→ Instructions for the task: Output the data verbatim, with nothing added or dropped.

#### Dataset content

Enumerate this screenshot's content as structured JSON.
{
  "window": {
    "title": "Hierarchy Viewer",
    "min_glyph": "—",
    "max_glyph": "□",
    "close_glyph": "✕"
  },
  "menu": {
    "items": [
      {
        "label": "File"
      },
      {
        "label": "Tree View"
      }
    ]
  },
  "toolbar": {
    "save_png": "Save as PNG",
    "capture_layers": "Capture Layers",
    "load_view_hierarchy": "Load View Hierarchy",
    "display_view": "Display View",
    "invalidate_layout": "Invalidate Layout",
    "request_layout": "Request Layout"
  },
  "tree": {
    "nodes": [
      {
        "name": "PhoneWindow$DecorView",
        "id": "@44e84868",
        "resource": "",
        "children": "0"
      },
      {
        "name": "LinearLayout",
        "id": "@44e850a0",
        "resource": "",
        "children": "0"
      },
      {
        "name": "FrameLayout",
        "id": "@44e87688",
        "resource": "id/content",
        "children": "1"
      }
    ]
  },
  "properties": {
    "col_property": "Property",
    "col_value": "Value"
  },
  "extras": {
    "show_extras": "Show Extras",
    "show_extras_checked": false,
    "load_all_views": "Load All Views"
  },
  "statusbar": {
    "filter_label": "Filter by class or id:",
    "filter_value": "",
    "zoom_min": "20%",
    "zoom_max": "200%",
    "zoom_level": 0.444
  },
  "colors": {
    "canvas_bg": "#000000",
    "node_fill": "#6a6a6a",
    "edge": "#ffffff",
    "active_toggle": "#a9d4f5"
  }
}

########

→ Solved problem:
Enumerate this screenshot's content as structured JSON.
{
  "window": {
    "title": "Hierarchy Viewer",
    "min_glyph": "—",
    "max_glyph": "□",
    "close_glyph": "✕"
  },
  "menu": {
    "items": [
      {
        "label": "File"
      },
      {
        "label": "Tree View"
      }
    ]
  },
  "toolbar": {
    "save_png": "Save as PNG",
    "capture_layers": "Capture Layers",
    "load_view_hierarchy": "Load View Hierarchy",
    "display_view": "Display View",
    "invalidate_layout": "Invalidate Layout",
    "request_layout": "Request Layout"
  },
  "tree": {
    "nodes": [
      {
        "name": "PhoneWindow$DecorView",
        "id": "@44e84868",
        "resource": "",
        "children": "0"
      },
      {
        "name": "LinearLayout",
        "id": "@44e850a0",
        "resource": "",
        "children": "0"
      },
      {
        "name": "FrameLayout",
        "id": "@44e87688",
        "resource": "id/content",
        "children": "1"
      }
    ]
  },
  "properties": {
    "col_property": "Property",
    "col_value": "Value"
  },
  "extras": {
    "show_extras": "Show Extras",
    "show_extras_checked": false,
    "load_all_views": "Load All Views"
  },
  "statusbar": {
    "filter_label": "Filter by class or id:",
    "filter_value": "",
    "zoom_min": "20%",
    "zoom_max": "200%",
    "zoom_level": 0.444
  },
  "colors": {
    "canvas_bg": "#000000",
    "node_fill": "#6a6a6a",
    "edge": "#ffffff",
    "active_toggle": "#a9d4f5"
  }
}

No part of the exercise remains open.